The Berlin S-Bahn railway system (including its underground sections) and the massive Flak Tower anti-aircraft bunkers serving as a centers of resistance (in particular the one at the Berlin Zoo) played an important role in the German defense, and the heavy fighting took place the area of the vast park of Tiergarten. The fiercest fighting in the city center concentrated in the area of the Reichstag building (probably mostly for its symbolic significance for the Soviets, who seeked to capture it by May Day).

Berlin's civilian population was not evactuated and 2,700,000 civilians (3/4 of them women[11]) suffered severe casualties when most of the city was destroyed by the fighting and the relentless Soviet bombardment by the massed tube and rocket artillery. After refusing to be evacuated, Hitler commited suicide in his Führerbunker shortly before the fall of the city, on the night of April 30. Many other Nazi leaders including Goebbels also killed themselves.

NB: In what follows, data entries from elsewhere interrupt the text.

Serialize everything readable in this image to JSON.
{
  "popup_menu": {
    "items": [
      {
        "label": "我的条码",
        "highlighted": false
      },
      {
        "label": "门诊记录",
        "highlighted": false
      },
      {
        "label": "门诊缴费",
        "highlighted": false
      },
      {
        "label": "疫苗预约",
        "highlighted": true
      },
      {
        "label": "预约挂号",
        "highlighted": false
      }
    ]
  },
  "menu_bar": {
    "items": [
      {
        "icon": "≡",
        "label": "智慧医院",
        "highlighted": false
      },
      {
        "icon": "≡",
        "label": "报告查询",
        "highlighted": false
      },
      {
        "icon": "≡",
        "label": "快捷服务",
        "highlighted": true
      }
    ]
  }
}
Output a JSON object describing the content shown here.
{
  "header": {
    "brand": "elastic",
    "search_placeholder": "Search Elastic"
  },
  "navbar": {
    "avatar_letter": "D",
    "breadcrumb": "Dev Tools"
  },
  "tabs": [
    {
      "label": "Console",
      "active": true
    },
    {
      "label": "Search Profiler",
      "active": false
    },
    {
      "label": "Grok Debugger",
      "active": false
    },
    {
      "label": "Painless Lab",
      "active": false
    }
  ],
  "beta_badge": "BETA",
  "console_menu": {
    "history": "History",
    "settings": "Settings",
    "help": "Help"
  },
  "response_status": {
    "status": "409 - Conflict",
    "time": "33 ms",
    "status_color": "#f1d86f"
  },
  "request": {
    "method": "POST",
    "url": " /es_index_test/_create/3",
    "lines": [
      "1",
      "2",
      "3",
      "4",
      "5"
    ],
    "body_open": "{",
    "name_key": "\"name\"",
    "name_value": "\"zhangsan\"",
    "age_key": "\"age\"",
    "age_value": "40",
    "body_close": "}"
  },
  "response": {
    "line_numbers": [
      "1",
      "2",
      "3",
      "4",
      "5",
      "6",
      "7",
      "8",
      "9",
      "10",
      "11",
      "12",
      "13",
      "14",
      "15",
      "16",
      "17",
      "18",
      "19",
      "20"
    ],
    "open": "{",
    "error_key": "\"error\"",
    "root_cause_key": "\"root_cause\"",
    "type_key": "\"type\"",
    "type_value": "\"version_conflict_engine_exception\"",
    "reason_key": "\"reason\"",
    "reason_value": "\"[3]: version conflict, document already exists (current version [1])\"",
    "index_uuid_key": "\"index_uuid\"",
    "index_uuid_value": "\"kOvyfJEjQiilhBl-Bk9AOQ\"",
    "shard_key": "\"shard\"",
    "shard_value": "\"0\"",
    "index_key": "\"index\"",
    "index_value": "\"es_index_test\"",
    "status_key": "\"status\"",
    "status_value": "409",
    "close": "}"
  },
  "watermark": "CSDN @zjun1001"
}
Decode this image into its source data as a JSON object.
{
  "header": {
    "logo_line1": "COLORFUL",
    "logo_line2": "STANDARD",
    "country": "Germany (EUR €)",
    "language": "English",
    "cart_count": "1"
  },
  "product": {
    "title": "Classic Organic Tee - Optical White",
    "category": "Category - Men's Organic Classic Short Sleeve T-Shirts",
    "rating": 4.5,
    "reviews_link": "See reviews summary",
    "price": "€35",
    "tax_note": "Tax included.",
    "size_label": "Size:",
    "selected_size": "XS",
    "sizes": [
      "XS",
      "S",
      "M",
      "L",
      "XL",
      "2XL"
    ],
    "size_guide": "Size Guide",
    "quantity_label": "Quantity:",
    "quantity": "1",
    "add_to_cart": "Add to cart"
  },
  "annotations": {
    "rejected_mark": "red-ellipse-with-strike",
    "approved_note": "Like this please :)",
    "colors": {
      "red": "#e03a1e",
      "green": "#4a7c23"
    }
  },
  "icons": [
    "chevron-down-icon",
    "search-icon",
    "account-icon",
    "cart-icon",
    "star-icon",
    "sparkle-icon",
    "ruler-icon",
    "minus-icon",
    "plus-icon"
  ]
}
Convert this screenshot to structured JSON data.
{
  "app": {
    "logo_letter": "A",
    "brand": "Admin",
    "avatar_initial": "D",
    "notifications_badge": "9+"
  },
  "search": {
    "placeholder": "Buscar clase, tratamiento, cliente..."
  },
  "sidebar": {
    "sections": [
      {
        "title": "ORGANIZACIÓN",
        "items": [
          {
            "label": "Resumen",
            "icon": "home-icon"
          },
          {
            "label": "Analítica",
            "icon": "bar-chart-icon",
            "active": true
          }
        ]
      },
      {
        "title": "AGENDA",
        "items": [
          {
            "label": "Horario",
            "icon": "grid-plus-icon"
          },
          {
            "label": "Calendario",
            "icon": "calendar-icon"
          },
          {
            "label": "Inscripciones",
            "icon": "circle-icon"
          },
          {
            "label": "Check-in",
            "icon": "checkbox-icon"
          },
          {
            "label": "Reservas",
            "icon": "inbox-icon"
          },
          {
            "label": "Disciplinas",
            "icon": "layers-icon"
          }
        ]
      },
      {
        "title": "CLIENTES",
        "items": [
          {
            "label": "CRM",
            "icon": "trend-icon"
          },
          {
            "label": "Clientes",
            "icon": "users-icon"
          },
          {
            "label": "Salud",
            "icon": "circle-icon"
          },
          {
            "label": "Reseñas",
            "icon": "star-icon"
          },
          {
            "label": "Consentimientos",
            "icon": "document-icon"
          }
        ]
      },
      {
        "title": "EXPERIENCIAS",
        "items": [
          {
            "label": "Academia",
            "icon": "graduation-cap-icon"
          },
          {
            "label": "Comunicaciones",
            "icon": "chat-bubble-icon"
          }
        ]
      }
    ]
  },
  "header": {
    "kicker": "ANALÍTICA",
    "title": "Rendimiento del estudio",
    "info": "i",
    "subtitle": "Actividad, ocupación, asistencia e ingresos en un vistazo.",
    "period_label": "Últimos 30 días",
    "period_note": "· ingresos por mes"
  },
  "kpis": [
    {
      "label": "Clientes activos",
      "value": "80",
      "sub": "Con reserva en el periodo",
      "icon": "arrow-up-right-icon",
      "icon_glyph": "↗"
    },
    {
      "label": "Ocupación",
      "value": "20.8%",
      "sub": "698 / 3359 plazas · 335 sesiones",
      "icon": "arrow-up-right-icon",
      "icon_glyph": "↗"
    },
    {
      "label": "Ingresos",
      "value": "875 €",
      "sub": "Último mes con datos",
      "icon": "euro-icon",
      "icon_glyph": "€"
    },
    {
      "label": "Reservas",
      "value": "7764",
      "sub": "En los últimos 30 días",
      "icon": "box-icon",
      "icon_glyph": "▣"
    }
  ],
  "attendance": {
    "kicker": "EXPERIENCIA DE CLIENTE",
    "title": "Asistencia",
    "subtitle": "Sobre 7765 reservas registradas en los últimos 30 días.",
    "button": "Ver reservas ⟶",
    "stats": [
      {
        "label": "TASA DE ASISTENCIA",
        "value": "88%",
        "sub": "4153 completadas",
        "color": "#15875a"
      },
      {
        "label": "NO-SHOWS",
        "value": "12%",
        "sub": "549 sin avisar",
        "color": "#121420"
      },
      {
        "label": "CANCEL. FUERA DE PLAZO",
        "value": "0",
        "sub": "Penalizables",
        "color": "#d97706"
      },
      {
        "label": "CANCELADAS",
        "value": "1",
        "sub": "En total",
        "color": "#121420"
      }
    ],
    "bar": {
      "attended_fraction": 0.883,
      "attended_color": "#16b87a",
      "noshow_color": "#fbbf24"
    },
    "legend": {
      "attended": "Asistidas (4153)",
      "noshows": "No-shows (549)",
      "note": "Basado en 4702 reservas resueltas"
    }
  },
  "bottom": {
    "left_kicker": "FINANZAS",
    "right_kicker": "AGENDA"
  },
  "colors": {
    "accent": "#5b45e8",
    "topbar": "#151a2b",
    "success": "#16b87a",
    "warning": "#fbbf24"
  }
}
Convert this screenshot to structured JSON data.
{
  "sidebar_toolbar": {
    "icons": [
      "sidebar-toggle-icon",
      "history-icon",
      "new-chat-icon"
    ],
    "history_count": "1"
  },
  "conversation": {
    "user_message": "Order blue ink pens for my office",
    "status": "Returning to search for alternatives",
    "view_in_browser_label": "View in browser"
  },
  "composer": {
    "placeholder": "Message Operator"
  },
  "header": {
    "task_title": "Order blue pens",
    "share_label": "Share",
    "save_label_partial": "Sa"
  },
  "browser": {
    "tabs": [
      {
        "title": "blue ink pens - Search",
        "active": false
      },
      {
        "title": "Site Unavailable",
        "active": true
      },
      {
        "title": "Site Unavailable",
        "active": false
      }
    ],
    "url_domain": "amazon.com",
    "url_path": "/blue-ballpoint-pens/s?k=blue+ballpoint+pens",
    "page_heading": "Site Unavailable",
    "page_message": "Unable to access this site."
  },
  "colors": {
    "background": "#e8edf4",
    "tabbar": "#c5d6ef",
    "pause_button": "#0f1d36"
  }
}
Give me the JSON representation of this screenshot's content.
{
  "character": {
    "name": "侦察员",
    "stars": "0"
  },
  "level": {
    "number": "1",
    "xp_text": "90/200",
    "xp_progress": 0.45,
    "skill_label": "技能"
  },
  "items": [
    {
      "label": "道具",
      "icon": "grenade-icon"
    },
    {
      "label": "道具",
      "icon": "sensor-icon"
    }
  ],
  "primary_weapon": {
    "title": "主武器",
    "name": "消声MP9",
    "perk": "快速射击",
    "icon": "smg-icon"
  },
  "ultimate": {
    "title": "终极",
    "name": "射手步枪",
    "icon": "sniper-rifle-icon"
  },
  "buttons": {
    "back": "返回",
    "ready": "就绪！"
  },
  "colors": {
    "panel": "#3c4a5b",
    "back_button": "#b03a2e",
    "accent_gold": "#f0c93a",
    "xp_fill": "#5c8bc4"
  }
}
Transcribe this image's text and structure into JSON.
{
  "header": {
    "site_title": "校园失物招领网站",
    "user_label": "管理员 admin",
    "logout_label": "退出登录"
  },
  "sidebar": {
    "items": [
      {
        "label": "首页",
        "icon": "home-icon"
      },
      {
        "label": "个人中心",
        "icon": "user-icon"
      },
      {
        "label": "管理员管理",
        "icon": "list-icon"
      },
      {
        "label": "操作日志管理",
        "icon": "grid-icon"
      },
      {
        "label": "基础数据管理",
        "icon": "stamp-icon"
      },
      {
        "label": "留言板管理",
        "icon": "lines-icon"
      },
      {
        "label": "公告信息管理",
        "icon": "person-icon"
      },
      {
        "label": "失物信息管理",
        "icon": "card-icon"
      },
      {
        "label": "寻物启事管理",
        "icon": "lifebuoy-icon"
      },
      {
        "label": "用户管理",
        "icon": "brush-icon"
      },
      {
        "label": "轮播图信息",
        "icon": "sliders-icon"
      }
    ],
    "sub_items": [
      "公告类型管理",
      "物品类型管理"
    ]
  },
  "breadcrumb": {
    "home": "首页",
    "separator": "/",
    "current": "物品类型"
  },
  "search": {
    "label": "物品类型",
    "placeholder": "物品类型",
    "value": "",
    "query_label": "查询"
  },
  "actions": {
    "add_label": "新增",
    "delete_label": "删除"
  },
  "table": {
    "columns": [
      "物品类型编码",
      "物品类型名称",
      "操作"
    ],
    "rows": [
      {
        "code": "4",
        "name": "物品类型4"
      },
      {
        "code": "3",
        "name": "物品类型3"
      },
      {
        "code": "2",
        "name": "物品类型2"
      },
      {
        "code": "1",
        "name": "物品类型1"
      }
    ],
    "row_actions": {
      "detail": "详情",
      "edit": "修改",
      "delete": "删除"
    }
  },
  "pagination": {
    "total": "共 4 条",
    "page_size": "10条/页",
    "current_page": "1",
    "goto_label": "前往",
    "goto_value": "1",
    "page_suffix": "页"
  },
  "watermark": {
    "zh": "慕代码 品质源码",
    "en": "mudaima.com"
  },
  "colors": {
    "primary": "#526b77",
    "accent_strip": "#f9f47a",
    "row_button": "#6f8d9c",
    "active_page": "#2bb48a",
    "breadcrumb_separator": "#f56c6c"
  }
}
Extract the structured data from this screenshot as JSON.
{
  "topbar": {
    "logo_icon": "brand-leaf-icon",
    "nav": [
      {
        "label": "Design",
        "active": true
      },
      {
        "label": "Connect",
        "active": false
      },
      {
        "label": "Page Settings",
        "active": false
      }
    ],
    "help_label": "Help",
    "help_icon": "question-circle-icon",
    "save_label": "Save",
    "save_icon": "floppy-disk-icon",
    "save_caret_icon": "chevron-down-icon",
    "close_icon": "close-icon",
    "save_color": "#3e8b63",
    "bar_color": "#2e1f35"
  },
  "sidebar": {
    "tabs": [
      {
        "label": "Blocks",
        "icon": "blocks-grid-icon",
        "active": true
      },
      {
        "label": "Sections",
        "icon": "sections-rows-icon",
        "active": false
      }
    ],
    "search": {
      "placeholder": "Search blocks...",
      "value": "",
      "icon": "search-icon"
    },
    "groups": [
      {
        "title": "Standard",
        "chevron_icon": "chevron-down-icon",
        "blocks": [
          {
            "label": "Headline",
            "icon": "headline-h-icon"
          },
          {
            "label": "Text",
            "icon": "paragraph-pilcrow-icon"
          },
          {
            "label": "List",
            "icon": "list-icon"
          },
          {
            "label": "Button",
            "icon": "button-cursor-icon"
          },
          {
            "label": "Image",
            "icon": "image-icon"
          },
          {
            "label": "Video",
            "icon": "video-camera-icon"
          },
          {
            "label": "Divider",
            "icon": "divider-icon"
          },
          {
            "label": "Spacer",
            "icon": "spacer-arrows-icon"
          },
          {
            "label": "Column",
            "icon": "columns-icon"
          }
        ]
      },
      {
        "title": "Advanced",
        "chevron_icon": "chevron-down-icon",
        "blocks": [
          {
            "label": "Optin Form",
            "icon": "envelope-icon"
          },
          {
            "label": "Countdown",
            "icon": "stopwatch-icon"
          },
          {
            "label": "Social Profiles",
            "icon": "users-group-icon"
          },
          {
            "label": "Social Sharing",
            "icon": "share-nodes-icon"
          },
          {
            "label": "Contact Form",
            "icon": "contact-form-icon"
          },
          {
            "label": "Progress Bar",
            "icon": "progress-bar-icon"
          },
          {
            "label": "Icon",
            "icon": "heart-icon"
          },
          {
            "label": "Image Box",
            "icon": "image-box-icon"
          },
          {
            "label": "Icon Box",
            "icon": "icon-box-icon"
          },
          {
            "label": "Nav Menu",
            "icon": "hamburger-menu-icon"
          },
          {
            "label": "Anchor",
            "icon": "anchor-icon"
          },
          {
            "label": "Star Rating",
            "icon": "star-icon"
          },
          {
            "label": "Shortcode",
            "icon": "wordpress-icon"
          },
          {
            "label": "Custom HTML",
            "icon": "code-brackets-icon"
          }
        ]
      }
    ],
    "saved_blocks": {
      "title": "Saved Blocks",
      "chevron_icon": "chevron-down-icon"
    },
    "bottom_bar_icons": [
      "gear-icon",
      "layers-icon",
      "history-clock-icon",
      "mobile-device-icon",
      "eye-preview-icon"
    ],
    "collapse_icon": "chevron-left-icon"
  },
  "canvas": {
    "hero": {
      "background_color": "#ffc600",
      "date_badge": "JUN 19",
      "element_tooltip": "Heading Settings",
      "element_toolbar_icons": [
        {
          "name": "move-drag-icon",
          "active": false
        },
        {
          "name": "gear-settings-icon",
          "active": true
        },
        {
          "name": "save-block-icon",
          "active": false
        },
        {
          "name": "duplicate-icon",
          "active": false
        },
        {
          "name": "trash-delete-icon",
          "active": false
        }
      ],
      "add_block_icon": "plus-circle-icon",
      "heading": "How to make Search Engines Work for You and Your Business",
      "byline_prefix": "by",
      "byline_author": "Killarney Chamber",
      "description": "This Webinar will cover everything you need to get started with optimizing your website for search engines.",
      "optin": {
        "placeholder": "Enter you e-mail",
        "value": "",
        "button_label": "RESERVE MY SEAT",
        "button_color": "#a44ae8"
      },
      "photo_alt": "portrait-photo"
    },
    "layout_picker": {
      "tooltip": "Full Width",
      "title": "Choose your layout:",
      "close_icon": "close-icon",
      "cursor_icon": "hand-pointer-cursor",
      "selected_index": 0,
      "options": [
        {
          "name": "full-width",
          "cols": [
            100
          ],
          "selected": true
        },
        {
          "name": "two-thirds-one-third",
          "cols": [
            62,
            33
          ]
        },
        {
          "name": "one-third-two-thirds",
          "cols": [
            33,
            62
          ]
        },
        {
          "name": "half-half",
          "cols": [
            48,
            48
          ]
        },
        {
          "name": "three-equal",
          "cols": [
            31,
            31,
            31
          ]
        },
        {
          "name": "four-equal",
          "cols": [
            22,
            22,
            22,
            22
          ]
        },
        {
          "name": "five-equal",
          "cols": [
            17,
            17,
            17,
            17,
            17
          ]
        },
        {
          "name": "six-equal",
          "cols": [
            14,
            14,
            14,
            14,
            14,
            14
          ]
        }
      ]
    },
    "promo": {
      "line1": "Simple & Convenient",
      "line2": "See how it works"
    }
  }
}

Thousands of German soldiers and civilians managed to break out of the city the following night, led by the remnants of the Panzer Division Müncheberg, of which only few managed to get to the Western Allies while the rest of these attempting escape were captured or killed (Bormann disappeared). The battle effectively ended with the Soviet capture of the mostly abandoned Reich Chancellery on the morning of next day, after which the German military command in Berlin and most of the remaining defenders surrendered to the Soviets.

Pretty rough draft, as seen by the copyedit ask. (The Poles were just mentioned - I think the details like this should go into the specific article.) What is instead now is the main (specific) article edited to be shorter, but several times longer than my summary anyway. --HanzoHattori 17:23, 30 July 2007 (UTC)

Fair use rationale for Image:Polish Howitzer Brigade Berlin.jpg

Nuvola apps important.svg

Image:Polish Howitzer Brigade Berlin.jpg is being used on this article. I notice the image page specifies that the image is being used under fair use but there is no explanation or rationale as to why its use in this Wikipedia article constitutes fair use. In addition to the boilerplate fair use template, you must also write out on the image description page a specific explanation or rationale for why using this image in each article is consistent with fair use.

Please go to the image description page and edit it to include a fair use rationale. Using one of the templates at Wikipedia:Fair use rationale guideline is an easy way to insure that your image is in compliance with Wikipedia policy, but remember that you must complete the template. Do not simply insert a blank template on an image page.

If there is other fair use media, consider checking that you have specified the fair use rationale on the other images used on this page. Note that any fair use images lacking such an explanation can be deleted one week after being tagged, as described on criteria for speedy deletion. If you have any questions please ask them at the Media copyright questions page. Thank you.

BetacommandBot (talk) 08:28, 21 January 2008 (UTC)

  1. ^ Beevor References p.409
  2. ^ Beevor References Preface xxxv, pp. 326-327
  3. ^ Beevor, Antony; "They raped every German female from eight to 80" May 1, The Guardian, 2002
  4. ^ Norman M. Naimark. The Russians in Germany: A History of the Soviet Zone of Occupation, 1945-1949. Cambridge: Belknap, 1995 p. 92 ISBN 0-674-78405-7
  5. ^ Ziemke, Earl F. (1904 - 1905). "U.S. Army in the occupation of Germany 1944-1946". US Army. 
  6. ^ Ziemke, References pp. 149,153
  7. ^ Naimark. The Russians in Germany, p. 79